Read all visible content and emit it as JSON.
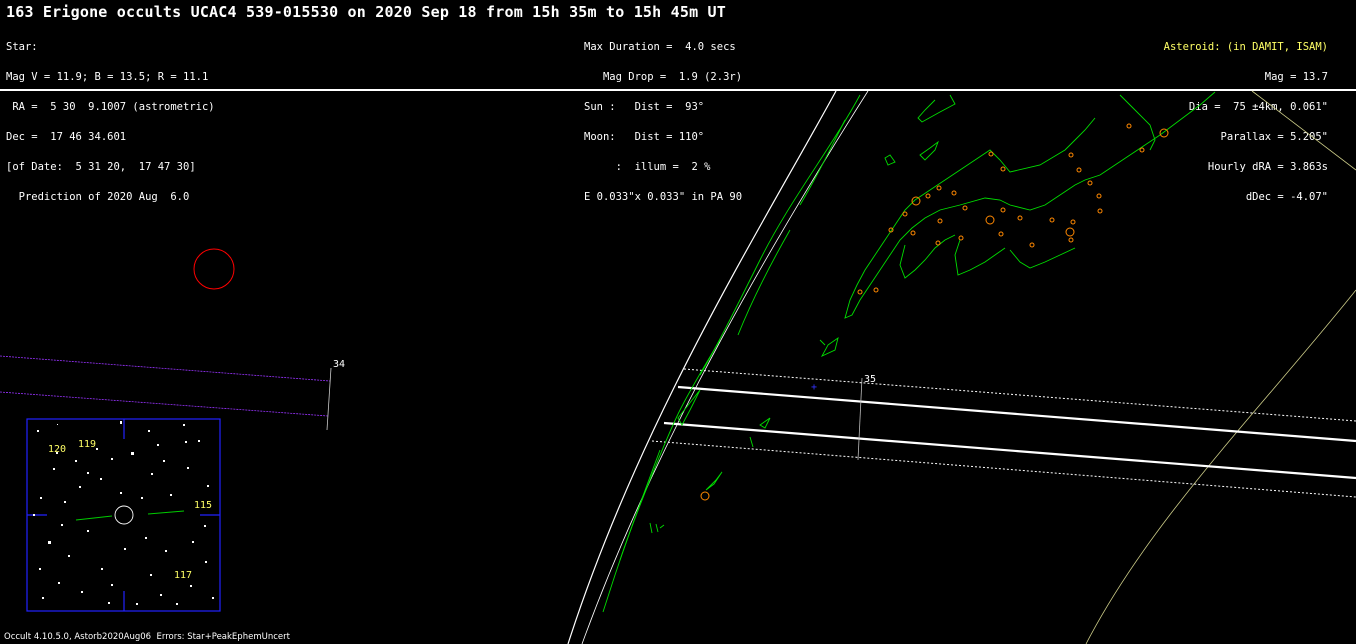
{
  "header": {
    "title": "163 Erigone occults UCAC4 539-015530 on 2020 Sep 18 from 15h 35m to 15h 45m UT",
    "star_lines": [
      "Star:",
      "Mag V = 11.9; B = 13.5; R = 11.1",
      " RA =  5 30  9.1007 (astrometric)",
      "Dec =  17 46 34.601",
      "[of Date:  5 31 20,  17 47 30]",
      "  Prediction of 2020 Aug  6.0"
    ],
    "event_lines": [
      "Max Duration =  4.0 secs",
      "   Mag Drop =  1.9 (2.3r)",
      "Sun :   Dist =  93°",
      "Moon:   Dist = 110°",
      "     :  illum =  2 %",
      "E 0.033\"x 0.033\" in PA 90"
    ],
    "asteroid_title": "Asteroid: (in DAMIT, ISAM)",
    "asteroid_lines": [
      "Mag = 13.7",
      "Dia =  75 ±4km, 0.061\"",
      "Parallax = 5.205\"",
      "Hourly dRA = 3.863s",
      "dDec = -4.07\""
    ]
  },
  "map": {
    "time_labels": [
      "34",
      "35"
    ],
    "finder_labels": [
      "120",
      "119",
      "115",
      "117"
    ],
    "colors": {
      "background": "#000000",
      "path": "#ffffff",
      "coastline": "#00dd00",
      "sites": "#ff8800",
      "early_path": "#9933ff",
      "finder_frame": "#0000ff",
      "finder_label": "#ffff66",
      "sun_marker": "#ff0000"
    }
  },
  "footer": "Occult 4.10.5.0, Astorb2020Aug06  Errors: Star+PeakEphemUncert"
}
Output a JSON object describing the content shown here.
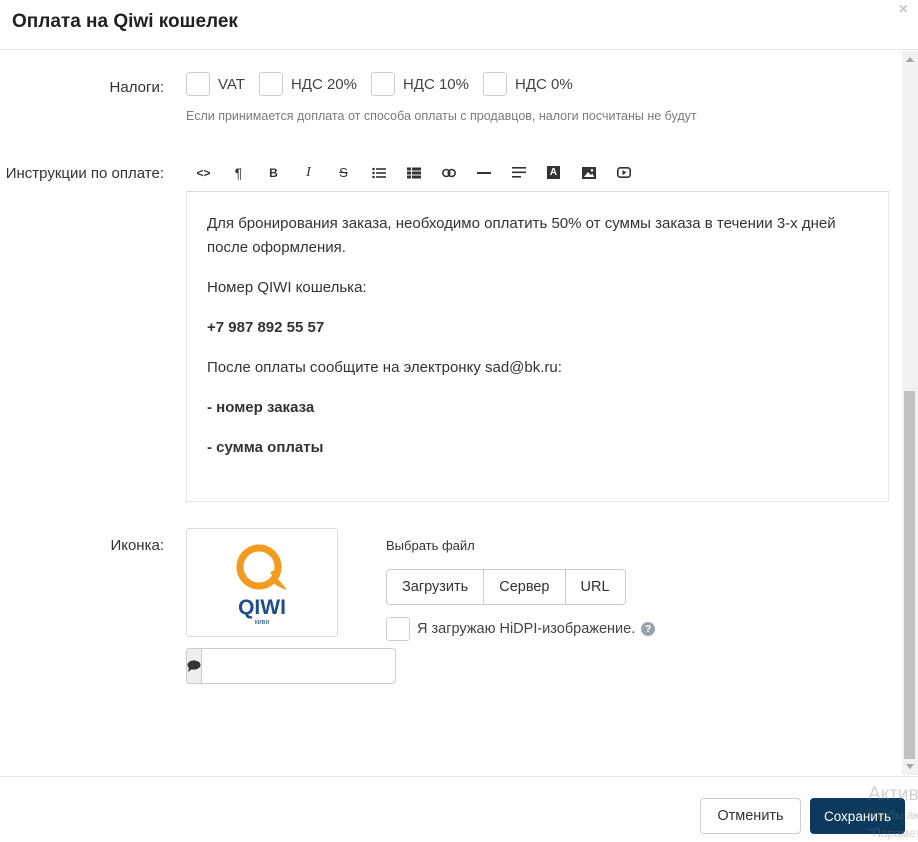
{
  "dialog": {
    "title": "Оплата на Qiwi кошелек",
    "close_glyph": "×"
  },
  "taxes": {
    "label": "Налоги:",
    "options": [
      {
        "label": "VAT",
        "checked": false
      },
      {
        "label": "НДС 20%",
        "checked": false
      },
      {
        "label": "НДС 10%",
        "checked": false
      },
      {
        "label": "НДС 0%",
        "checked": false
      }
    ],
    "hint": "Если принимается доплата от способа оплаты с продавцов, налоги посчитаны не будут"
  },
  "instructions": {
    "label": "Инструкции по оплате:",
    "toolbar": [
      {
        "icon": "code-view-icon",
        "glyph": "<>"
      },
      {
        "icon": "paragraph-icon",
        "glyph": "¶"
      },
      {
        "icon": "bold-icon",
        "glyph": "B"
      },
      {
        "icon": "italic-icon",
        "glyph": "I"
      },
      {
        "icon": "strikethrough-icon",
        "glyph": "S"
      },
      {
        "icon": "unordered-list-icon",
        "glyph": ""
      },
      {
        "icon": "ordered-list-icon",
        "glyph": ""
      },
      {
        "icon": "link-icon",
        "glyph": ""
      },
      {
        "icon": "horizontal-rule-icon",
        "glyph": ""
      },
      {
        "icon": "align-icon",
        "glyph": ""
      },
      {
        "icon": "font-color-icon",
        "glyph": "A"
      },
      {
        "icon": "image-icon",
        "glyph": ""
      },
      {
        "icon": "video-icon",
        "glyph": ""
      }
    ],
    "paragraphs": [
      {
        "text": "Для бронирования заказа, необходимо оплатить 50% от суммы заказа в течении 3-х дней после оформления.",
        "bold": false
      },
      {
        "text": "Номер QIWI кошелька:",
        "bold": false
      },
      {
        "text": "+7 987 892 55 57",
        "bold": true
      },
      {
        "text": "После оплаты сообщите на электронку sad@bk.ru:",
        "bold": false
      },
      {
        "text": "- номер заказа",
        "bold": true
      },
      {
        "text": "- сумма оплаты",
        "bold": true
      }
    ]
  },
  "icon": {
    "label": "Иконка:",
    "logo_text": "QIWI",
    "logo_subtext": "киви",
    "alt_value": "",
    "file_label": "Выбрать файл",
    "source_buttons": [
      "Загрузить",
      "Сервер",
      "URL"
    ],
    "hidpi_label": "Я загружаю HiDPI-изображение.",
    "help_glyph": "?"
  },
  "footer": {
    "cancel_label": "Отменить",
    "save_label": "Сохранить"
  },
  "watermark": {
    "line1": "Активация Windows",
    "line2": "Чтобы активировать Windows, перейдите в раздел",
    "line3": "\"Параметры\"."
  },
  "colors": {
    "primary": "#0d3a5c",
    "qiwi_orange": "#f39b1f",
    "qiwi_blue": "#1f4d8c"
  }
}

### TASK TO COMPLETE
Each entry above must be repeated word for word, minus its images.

### YOUR SOLUTION
Read all visible content and emit it as JSON.
{
  "header": {
    "title": "163 Erigone occults UCAC4 539-015530 on 2020 Sep 18 from 15h 35m to 15h 45m UT",
    "star_lines": [
      "Star:",
      "Mag V = 11.9; B = 13.5; R = 11.1",
      " RA =  5 30  9.1007 (astrometric)",
      "Dec =  17 46 34.601",
      "[of Date:  5 31 20,  17 47 30]",
      "  Prediction of 2020 Aug  6.0"
    ],
    "event_lines": [
      "Max Duration =  4.0 secs",
      "   Mag Drop =  1.9 (2.3r)",
      "Sun :   Dist =  93°",
      "Moon:   Dist = 110°",
      "     :  illum =  2 %",
      "E 0.033\"x 0.033\" in PA 90"
    ],
    "asteroid_title": "Asteroid: (in DAMIT, ISAM)",
    "asteroid_lines": [
      "Mag = 13.7",
      "Dia =  75 ±4km, 0.061\"",
      "Parallax = 5.205\"",
      "Hourly dRA = 3.863s",
      "dDec = -4.07\""
    ]
  },
  "map": {
    "time_labels": [
      "34",
      "35"
    ],
    "finder_labels": [
      "120",
      "119",
      "115",
      "117"
    ],
    "colors": {
      "background": "#000000",
      "path": "#ffffff",
      "coastline": "#00dd00",
      "sites": "#ff8800",
      "early_path": "#9933ff",
      "finder_frame": "#0000ff",
      "finder_label": "#ffff66",
      "sun_marker": "#ff0000"
    }
  },
  "footer": "Occult 4.10.5.0, Astorb2020Aug06  Errors: Star+PeakEphemUncert"
}
Output a JSON object describing the content shown here.
{
  "dialog": {
    "title": "Оплата на Qiwi кошелек",
    "close_glyph": "×"
  },
  "taxes": {
    "label": "Налоги:",
    "options": [
      {
        "label": "VAT",
        "checked": false
      },
      {
        "label": "НДС 20%",
        "checked": false
      },
      {
        "label": "НДС 10%",
        "checked": false
      },
      {
        "label": "НДС 0%",
        "checked": false
      }
    ],
    "hint": "Если принимается доплата от способа оплаты с продавцов, налоги посчитаны не будут"
  },
  "instructions": {
    "label": "Инструкции по оплате:",
    "toolbar": [
      {
        "icon": "code-view-icon",
        "glyph": "<>"
      },
      {
        "icon": "paragraph-icon",
        "glyph": "¶"
      },
      {
        "icon": "bold-icon",
        "glyph": "B"
      },
      {
        "icon": "italic-icon",
        "glyph": "I"
      },
      {
        "icon": "strikethrough-icon",
        "glyph": "S"
      },
      {
        "icon": "unordered-list-icon",
        "glyph": ""
      },
      {
        "icon": "ordered-list-icon",
        "glyph": ""
      },
      {
        "icon": "link-icon",
        "glyph": ""
      },
      {
        "icon": "horizontal-rule-icon",
        "glyph": ""
      },
      {
        "icon": "align-icon",
        "glyph": ""
      },
      {
        "icon": "font-color-icon",
        "glyph": "A"
      },
      {
        "icon": "image-icon",
        "glyph": ""
      },
      {
        "icon": "video-icon",
        "glyph": ""
      }
    ],
    "paragraphs": [
      {
        "text": "Для бронирования заказа, необходимо оплатить 50% от суммы заказа в течении 3-х дней после оформления.",
        "bold": false
      },
      {
        "text": "Номер QIWI кошелька:",
        "bold": false
      },
      {
        "text": "+7 987 892 55 57",
        "bold": true
      },
      {
        "text": "После оплаты сообщите на электронку sad@bk.ru:",
        "bold": false
      },
      {
        "text": "- номер заказа",
        "bold": true
      },
      {
        "text": "- сумма оплаты",
        "bold": true
      }
    ]
  },
  "icon": {
    "label": "Иконка:",
    "logo_text": "QIWI",
    "logo_subtext": "киви",
    "alt_value": "",
    "file_label": "Выбрать файл",
    "source_buttons": [
      "Загрузить",
      "Сервер",
      "URL"
    ],
    "hidpi_label": "Я загружаю HiDPI-изображение.",
    "help_glyph": "?"
  },
  "footer": {
    "cancel_label": "Отменить",
    "save_label": "Сохранить"
  },
  "watermark": {
    "line1": "Активация Windows",
    "line2": "Чтобы активировать Windows, перейдите в раздел",
    "line3": "\"Параметры\"."
  },
  "colors": {
    "primary": "#0d3a5c",
    "qiwi_orange": "#f39b1f",
    "qiwi_blue": "#1f4d8c"
  }
}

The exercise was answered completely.